------ RECORDS SUPPLIED ------

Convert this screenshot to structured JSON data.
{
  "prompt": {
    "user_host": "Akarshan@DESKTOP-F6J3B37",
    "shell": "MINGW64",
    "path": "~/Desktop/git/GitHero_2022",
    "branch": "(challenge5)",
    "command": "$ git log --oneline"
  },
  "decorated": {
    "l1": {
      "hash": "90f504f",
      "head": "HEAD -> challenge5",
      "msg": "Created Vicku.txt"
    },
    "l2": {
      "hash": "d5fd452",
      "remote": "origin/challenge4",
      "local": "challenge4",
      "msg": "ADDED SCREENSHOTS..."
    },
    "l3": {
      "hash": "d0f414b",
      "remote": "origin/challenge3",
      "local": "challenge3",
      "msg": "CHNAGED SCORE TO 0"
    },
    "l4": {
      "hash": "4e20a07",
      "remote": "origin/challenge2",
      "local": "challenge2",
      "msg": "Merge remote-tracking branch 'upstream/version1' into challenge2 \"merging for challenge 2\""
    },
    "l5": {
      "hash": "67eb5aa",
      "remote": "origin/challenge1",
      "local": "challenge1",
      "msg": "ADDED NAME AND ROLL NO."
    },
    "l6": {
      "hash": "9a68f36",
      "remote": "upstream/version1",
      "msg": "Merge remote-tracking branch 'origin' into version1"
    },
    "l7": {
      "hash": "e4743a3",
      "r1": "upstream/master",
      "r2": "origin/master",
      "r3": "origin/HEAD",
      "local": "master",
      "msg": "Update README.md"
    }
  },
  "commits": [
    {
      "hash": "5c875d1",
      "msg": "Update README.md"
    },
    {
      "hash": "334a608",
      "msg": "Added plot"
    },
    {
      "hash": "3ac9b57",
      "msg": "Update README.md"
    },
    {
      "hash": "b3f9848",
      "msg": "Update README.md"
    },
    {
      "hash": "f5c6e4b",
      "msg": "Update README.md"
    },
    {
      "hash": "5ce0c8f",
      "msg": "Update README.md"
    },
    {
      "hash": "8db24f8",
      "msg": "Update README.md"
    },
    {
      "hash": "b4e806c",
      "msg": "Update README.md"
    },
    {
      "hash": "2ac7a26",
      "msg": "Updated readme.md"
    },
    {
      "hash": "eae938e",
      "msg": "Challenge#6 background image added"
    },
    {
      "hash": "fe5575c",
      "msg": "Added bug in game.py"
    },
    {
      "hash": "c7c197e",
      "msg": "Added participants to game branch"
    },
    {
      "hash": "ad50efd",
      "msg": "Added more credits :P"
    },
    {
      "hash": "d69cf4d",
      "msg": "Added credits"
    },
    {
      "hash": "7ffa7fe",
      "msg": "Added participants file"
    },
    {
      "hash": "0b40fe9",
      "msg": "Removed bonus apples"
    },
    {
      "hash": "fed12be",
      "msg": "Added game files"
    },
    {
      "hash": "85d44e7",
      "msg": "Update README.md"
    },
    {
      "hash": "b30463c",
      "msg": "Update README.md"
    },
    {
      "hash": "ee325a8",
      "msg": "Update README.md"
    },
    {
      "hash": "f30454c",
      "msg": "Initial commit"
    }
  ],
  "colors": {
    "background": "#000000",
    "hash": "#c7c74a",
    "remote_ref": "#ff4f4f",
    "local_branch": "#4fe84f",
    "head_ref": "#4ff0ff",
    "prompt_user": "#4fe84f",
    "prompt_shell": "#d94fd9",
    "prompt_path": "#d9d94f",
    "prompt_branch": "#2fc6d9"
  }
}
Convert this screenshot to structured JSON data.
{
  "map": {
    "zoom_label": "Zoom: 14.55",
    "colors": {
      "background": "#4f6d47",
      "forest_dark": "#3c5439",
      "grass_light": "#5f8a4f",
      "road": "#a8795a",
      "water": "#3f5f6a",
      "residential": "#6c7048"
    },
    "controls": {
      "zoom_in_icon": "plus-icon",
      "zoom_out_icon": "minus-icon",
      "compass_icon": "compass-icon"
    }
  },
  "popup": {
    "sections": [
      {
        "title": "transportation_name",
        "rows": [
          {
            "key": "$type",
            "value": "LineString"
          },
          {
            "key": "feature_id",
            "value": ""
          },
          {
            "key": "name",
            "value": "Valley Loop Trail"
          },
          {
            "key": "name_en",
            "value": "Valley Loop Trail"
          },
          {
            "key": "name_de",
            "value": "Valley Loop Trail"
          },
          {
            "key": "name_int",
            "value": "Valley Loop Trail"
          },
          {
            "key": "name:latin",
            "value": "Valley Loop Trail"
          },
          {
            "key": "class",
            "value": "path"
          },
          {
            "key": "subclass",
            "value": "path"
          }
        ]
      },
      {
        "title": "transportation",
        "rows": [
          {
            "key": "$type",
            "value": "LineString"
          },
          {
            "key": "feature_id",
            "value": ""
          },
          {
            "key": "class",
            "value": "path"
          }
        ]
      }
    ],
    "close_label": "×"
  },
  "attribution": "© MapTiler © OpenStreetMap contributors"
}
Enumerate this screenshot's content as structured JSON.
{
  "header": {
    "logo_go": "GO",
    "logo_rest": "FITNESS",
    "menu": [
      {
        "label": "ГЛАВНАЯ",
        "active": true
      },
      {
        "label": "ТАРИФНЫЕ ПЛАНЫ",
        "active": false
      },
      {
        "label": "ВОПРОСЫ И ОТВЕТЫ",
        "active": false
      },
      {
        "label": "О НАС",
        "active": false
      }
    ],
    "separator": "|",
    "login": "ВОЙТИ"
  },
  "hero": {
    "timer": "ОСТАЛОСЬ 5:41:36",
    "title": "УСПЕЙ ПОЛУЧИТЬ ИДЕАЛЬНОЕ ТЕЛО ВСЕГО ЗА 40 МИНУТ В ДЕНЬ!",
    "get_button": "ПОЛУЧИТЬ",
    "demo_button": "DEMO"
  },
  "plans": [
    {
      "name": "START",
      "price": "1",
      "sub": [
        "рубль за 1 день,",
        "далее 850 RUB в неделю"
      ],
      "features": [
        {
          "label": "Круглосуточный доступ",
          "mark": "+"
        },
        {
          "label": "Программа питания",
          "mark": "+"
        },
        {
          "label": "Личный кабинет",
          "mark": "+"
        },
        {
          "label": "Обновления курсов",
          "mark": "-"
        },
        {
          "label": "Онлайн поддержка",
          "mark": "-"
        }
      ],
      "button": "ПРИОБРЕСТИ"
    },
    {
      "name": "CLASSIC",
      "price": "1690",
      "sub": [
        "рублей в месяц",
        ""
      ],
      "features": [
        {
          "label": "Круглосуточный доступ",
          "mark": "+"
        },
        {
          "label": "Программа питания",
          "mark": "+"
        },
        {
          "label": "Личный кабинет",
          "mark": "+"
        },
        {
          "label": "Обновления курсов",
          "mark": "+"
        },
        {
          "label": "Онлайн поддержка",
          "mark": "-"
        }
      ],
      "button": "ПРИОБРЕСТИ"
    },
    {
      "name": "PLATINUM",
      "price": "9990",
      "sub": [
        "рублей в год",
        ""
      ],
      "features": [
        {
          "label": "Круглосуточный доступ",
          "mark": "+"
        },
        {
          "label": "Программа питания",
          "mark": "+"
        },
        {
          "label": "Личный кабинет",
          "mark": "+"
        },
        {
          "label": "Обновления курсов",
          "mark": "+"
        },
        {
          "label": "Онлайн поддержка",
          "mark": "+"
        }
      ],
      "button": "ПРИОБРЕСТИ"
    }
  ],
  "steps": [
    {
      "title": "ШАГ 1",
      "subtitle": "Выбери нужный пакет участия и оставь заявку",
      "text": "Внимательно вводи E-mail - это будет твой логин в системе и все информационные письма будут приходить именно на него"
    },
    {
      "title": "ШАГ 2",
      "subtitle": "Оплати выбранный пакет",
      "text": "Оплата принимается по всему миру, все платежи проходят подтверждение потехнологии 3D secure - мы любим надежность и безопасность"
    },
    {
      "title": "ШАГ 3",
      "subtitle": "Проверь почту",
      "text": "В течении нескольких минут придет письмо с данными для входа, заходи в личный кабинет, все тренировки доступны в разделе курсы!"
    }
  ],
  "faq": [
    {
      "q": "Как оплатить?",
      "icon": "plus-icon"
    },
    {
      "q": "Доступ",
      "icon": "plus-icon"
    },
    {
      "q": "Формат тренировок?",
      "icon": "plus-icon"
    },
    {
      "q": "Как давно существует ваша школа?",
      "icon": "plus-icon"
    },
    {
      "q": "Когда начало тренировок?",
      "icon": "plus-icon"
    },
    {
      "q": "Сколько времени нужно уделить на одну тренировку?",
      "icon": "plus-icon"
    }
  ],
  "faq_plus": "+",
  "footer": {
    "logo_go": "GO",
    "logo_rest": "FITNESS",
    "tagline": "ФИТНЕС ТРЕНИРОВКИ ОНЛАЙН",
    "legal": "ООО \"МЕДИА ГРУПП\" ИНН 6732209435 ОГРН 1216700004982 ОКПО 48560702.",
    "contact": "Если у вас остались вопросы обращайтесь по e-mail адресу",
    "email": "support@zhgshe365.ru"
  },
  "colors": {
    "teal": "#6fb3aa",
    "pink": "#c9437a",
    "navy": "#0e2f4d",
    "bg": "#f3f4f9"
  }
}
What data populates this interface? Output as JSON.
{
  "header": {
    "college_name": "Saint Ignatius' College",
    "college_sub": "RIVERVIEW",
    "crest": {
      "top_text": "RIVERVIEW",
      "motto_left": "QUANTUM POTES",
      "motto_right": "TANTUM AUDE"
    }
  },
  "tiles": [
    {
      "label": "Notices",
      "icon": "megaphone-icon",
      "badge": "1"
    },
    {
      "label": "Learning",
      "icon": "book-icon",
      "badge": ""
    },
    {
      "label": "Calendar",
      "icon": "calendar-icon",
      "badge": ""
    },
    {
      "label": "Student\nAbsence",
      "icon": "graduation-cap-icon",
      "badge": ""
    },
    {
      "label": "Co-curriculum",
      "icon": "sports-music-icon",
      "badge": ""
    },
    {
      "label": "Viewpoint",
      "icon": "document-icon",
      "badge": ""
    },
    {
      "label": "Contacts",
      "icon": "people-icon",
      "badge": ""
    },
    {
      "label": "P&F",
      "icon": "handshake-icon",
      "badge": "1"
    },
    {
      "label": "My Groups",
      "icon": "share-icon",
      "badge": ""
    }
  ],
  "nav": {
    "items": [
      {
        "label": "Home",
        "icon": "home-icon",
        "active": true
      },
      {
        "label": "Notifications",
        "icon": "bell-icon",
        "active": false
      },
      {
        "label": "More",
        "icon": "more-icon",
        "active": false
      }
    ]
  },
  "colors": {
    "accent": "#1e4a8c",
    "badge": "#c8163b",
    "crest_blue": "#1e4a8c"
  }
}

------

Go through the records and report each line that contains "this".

## RESPONSE TO THE EXERCISE
Convert this screenshot to structured JSON data.
Convert this screenshot to structured JSON data.
Enumerate this screenshot's content as structured JSON.
What data populates this interface? Output as JSON.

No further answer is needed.